That being said, the scenes with Bjelfvenstam and the Anderssons hit with a force that the scenes with Bjelfvenstam and literally any adult never do (the film even finds a way to make Dahlbeck, whom I've come to regard as a genuinely great actor, seem flat and perfunctory). There's an urgency to these moments that more than slightly brings to mind the contemporaneous juvenile delinqunency thrillers that America's B-movie studios were cranking out, especially when Harriet Andersson is involved: her self-loathing rich girl act is a swerve for her, but a good one, the dark and melancholy counterpart to the vivacity she used in her performances under Bergman's direction.

It's a real pity some more time couldn't be used to rebalance the film in favor of her and Bibi Andersson, because it feels like there might be something great in that. Presumably, neither Sjöberg nor Bergman were interested in teenagers per se; Bergman, for his part, was actively transitioning from stories about youthful sexuality to more measured stories about adult relationships during the exact five years between Last Pair Out's first draft and the time it hit theaters. But there's no missing how much the film's energy dissipates when it favors Dahlbeck or (much less commonly) Widgren. Not just in the acting and characterisation, either. Sjöberg and cinematographer Martin Bodin rely on a deep-focus, deep staging aesthetic for the domestic scenes more than in the scenes involving Bo's two romantic interests, and it's typically too fussy for its own good; there's a mechanical primness to these scenes that's simply not very exciting to watch. Bodin sometimes trots out high-contrast lighting and throws some deep shadows into the sets, and this at least gives them some dramatic heft, but the overall effect of many of the scenes is of a kind of choking stasis.

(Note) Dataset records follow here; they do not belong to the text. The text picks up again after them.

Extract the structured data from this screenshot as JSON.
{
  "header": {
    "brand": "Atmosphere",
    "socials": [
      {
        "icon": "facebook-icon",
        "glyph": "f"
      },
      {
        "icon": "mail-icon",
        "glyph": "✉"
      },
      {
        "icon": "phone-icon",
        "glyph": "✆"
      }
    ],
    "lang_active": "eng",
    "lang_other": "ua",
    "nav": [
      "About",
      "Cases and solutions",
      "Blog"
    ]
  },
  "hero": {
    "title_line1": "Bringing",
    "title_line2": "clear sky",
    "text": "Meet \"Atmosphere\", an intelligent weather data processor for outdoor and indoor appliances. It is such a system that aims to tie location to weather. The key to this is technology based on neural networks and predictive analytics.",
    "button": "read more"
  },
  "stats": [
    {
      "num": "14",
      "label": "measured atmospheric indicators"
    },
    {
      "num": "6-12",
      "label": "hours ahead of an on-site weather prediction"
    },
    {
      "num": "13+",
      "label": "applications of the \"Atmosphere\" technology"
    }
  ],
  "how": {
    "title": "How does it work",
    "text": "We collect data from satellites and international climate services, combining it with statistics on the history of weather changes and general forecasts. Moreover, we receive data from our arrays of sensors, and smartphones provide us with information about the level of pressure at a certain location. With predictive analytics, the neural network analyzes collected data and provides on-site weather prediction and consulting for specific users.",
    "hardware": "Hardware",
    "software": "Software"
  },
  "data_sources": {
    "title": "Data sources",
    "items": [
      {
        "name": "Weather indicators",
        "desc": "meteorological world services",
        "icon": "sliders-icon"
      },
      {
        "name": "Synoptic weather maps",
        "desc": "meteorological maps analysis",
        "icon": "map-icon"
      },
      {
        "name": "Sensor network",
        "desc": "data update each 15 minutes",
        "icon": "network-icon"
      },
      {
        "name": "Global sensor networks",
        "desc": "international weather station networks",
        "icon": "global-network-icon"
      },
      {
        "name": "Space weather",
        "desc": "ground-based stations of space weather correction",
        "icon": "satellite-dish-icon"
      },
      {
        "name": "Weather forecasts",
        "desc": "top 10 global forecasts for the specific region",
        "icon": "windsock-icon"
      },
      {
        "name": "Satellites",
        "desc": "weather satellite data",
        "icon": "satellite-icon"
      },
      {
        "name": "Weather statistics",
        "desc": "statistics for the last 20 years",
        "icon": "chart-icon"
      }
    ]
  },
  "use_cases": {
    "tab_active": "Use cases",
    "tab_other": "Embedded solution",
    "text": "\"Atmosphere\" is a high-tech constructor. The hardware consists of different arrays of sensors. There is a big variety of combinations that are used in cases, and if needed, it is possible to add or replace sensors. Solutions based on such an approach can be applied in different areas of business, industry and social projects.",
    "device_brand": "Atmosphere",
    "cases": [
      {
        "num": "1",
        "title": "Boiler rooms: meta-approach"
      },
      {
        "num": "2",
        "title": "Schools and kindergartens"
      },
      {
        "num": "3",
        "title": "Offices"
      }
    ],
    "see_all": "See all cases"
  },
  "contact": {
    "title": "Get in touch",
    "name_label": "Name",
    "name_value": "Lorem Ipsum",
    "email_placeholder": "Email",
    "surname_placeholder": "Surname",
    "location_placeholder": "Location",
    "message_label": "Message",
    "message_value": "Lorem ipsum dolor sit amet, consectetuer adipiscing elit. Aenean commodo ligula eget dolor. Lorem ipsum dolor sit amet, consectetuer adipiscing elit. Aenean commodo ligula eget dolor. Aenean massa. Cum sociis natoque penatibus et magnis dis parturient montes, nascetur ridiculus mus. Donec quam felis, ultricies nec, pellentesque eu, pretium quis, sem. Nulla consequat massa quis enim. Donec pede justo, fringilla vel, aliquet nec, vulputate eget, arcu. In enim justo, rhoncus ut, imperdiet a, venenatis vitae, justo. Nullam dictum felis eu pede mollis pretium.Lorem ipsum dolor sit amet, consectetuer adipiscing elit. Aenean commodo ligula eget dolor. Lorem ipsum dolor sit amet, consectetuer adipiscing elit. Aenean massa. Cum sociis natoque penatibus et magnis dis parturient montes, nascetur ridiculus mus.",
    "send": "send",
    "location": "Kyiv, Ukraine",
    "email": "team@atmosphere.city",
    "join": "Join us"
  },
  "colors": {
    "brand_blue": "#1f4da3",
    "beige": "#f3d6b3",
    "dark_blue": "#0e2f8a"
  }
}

It is, of course, entirely possible that this is the point: choking stasis is one of the film's themes. Still, it's no good if that makes the film less interesting to watch, and Last Pair Out is rather often not very interesting. The good parts, though fewer in number than the mediocre parts, stick out more, and Bjelfvenstam fortunately gets stronger as the film goes on, so the film does seem to build across its running time. But it never shakes the feeling of being a bit of an afterthought: explicitly so for its screenwriter, but nobody else but the two Anderssons consistently seem to care all that much about this project.